“For transgenders, the system is very hard, it just destroys you,” Bonjour said one night after her arrival, as she sat eating a hamburger at a welcome center dining table. “You deal with a lot of negative people.”
Dilcia, 15, another welcome center resident, listened as if the older woman were a career counselor.
“My long-term plan? I don’t have one,” Bonjour told her. “For transgenders, it’s hard to get jobs, so we go on escort sites.”
“Hook me up,” Dilcia said.
Creating short-term emergency shelters and better-paid foster parents for longer-term housing would segregate youths such as Bonjour who are involved in sex trafficking from other youths, Browning contends. A separate facility would provide them with specialized services.
The new, emergency shelter approach also will separate the young people into four facilities according to age and how recently they entered the foster care system.
By law, each site will be allowed to keep a youth for no more than 72 hours, although officials acknowledge that they would probably be forced to exceed that deadline in some cases.
At least one architect of the existing welcome center system, Dr. Astrid Heger, warns that the new approach presents potentially disastrous risks, because the shelters will not be connected to healthcare clinics as is now the case.
Heger, director of the Violence Intervention Program at Los Angeles County-USC Medical Center, said the emergency shelters don’t have sufficient medical personnel to treat the youths and determine whether they are victims of abuse — meaning that some could wind up back with abusive parents.
She added that the new sites will discourage homeless youths from dropping by for showers and meals, which gives staff members opportunities to offer them additional help, she said.
Heger has advocated for keeping the welcome centers but moving the most difficult young people to a more suitable facility.
The approved plan calls for Heger’s physicians to continue to screen youths before they’re sent to the emergency shelters. The time at the medical center will be much more limited, however. Heger said she worries that worn-out social workers will sometimes skip the medical visits as they transport the young people to far-flung shelters in Alhambra, Baldwin Hills and other locations.
“Kids might die again,” she said. “They’re going to be invisible again.”
The Los Angeles County Board of Supervisors, which has jurisdiction over child welfare, decided against taking a public vote on the plan.
Just two years ago, Supervisor Hilda Solis was so enthusiastic about the waiting rooms that she called one a symbol for her own pledge to be a “champion for children.”
By then, however, problems were developing.
Mike Ross, the center’s chief, worked to establish a therapeutic environment with peer counselors and mental health professionals providing “unconditional positive regard” to the youths. But, he said, the waiting rooms’ crushing pressures undermined those efforts.
Last year, several teenagers rushed the armed guard stationed at the front door at the older youths’ welcome center and attempted to wrestle a gun away, Children and Family Services officials said.
Staff members staged a sickout after the incident to highlight concerns about their safety, and a sheriff’s deputy was permanently assigned to the waiting room.

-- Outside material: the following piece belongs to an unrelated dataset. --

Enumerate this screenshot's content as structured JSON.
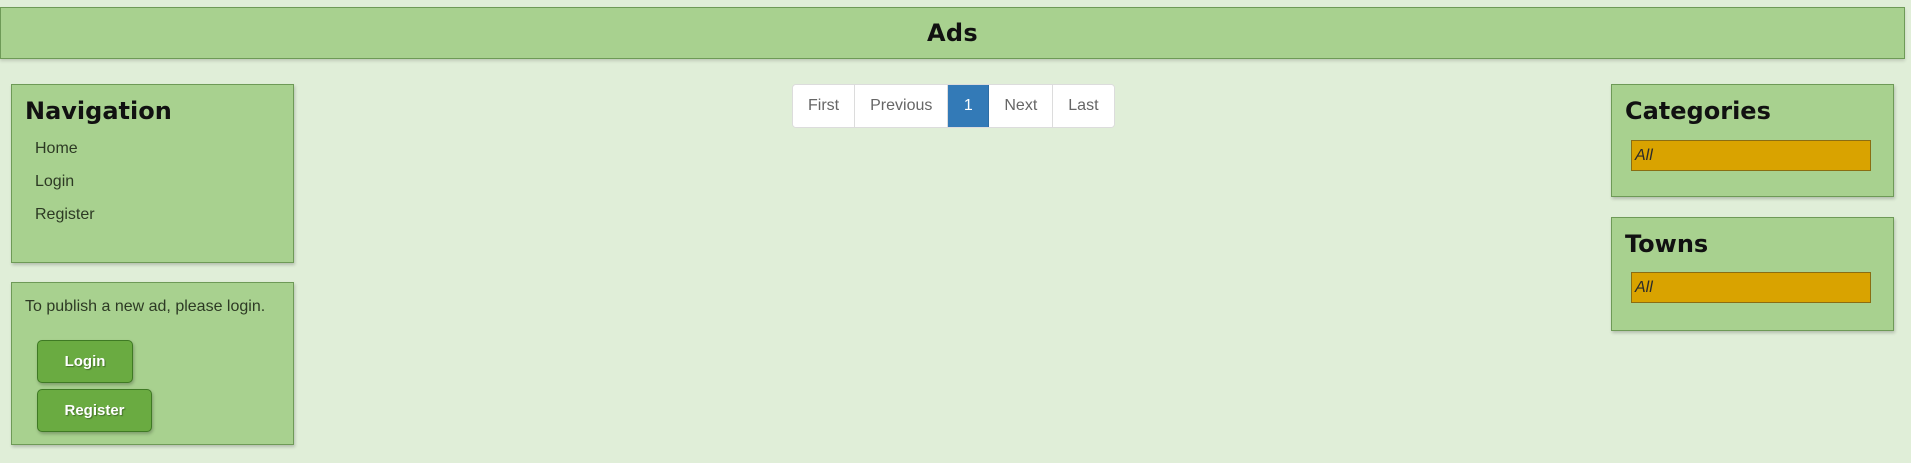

Since then, disciplinary problems have been handled by law enforcement.
Some of the young people found the centers that were supposed to be their salvation worse than other bad alternatives.
After being convicted of domestic violence, Bonjour, for example, told a judge that she would rather serve time in jail than return to a life of sporadic stays at the welcome center.
Now 21 and back on the streets, she finds herself struggling, addicted to methamphetamine, and wondering what kind of life she might have had if the county had found her a foster home.
“What can I do to possibly get back to the old Vonie, you know? It is really embarrassing because I didn’t see my life ending up like this. I swear to you.”